This woman is so important to him, that he even “credits her false-speaking tongue”. The main difference between the natures of love from the two poems is that Sonnet 138 seems to be conveying a message. This message is that love, and their relationship, can work because of their “seeming trust”. She lies to protect their relationship and his ego (“vainly thinking that she thinks me young, although she knows my days are past the best”). In return, he convinces himself to believe her lies. He doesn’t tell her that “she is unjust” and she tells him that “(he is) not old”. The writer of Sonnet 138 and his “love” survive because “age in love loves not to have years told … and in (their) faults by lies (they) flatter’d be”. This leads on to another important difference between the two poems: the relationship they have with their loved ones. In Sonnet 138, as previously stated, their relationship works because they believe each other’s lies.
In Sonnet, there is no mention of a relationship.
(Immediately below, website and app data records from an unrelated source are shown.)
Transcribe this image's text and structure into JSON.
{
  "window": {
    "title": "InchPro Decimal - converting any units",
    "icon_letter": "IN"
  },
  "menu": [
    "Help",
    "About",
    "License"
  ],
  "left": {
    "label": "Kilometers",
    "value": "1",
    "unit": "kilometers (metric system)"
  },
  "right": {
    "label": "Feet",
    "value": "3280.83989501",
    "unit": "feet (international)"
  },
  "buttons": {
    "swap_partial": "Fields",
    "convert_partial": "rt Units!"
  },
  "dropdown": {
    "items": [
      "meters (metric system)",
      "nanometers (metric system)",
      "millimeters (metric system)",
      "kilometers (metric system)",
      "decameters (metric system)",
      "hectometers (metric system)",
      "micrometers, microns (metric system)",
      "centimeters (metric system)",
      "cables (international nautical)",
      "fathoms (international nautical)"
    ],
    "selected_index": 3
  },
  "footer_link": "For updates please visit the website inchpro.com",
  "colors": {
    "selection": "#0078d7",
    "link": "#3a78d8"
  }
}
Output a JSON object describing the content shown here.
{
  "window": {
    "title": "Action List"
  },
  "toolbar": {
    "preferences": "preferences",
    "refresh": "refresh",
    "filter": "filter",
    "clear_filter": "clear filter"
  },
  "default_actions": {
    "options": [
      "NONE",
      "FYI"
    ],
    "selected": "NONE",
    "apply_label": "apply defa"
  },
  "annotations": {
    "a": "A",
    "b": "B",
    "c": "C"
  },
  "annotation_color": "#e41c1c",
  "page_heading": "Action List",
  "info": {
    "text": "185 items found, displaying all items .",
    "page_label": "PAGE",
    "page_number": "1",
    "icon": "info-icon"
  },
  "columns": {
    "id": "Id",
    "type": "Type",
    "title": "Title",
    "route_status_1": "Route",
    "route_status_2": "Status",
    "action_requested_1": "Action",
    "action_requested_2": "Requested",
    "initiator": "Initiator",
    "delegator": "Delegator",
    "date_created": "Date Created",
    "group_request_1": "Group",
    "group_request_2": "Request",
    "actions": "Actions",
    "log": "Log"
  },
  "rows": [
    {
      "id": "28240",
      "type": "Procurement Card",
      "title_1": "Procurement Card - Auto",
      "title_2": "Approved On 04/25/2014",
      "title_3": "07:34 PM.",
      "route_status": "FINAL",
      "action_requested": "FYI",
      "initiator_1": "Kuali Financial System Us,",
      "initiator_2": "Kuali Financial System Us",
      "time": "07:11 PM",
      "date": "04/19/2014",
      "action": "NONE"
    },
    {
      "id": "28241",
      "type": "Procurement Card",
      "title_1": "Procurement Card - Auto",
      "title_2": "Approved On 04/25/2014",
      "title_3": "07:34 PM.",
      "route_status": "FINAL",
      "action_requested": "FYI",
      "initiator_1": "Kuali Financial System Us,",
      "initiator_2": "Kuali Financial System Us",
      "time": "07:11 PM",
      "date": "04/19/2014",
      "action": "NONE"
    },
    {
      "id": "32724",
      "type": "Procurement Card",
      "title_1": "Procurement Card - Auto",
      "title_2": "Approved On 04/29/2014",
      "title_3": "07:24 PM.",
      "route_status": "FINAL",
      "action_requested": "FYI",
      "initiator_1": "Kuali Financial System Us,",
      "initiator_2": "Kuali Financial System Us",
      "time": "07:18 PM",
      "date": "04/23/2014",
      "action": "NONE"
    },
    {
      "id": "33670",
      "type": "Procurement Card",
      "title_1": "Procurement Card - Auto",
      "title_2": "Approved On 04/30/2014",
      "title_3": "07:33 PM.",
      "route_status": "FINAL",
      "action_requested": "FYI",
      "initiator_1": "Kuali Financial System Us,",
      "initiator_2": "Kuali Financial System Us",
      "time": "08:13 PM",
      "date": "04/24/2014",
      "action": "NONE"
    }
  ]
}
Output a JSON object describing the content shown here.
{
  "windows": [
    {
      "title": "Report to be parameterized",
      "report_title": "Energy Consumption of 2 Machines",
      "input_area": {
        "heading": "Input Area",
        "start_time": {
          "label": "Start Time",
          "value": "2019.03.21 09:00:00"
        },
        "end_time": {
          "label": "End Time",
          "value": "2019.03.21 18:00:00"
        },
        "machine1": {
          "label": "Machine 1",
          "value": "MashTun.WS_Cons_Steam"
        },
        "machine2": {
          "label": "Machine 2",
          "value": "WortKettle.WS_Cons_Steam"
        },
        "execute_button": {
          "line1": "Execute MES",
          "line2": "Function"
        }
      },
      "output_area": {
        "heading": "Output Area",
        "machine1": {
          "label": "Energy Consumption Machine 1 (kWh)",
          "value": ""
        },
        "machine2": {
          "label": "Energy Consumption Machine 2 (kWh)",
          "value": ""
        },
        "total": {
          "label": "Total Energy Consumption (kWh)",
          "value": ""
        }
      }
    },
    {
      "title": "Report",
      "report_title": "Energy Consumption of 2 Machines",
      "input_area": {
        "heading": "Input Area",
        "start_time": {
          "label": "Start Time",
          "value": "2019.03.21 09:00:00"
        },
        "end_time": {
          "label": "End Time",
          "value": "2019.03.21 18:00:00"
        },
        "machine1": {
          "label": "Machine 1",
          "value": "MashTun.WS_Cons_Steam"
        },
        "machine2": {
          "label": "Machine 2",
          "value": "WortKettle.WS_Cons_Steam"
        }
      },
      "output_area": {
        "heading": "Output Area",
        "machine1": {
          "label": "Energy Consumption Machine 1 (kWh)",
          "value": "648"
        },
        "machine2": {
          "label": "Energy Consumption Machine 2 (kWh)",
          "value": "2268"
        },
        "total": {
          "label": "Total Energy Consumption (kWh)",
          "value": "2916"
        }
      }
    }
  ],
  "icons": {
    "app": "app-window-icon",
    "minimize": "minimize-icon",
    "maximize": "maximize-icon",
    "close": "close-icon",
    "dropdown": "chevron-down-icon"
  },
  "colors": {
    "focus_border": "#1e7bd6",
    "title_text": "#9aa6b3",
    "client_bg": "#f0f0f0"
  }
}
The writer is much more passionate and intense, but the fact that the subject person is not referred to as hers, or in a relationship together, suggests that the reason it is so passionate and intense is that the love she feels is perhaps unrequited. This is clearly not so in Sonnet 138. Another truly important difference between the two poems is who they were written for. Sonnet is written to the person she loves, and we can tell this because of the use of “thee”. Sonnet 138 is written about the person he loves, and this is obvious through the use of “she” and “my love”, and there being no use of words such as ‘you’ or ‘thee’. This is especially useful for telling why the writers wrote the way they did about their loved ones.
One particular similarity becomes obvious when reading the two poems: their structure. They are both sonnets. This is shown with the fourteen lines and an iambic pentameter. Shakespeare and Browning are both known to be very skilled sonneteers. As well as their style of poem, they also write with very similar language. Both write with passionate and sophisticated words and sentiment. This is interesting considering the two poems were written a few hundred years apart. There is one main difference between the two poems’ languages, however. Sonnet is much more descriptive, adoring and even fanatical than Sonnet 138. It is romantic and sincere (“I love the freely … I love thee purely … I love thee with a love I seemed to lose with my lost saints …”). This may stem from the previously stated idea that this love is unrequited, making all the more powerful and painful.
At first glance, the poems are very similar. They share the same structure, and form; they have similar language, and even they even have a common topic. It seems as though they are so similar that one of the only differences between them is the time period in which they were written. However, looking deeper into the poems draws out many differences. The poems are both about love, but their ideas on love a very different. Sonnet’s idea of love is fantastical, whereas Sonnet 138’s idea of love is genuine and realistic. They also differ in their relationship with the object of the affection, and this is truly important in finding why they wrote the way they did. The final difference, and possibly the most important one, is who they were writing to. Sonnet is directed to the person she loves, where as Sonnet 138 is directed to the reader about the person he loves.